START DATA

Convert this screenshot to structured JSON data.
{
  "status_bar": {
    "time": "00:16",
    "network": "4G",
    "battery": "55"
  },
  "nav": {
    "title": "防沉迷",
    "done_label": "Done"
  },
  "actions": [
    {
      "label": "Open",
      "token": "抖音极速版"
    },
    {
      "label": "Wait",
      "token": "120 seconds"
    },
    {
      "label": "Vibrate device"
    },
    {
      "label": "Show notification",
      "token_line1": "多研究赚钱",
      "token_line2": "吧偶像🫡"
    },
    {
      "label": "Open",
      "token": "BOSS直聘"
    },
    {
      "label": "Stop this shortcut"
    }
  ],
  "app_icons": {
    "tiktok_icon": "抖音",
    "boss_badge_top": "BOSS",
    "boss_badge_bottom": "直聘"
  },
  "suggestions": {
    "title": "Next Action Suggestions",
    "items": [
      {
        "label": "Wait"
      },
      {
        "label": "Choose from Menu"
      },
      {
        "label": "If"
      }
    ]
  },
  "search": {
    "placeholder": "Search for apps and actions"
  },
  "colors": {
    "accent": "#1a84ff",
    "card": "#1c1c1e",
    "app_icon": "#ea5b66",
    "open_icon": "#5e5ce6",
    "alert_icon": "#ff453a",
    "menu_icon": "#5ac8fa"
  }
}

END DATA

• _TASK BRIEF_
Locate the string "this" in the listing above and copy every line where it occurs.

• _OUTPUT_
Convert this screenshot to structured JSON data.
      "label": "Stop this shortcut"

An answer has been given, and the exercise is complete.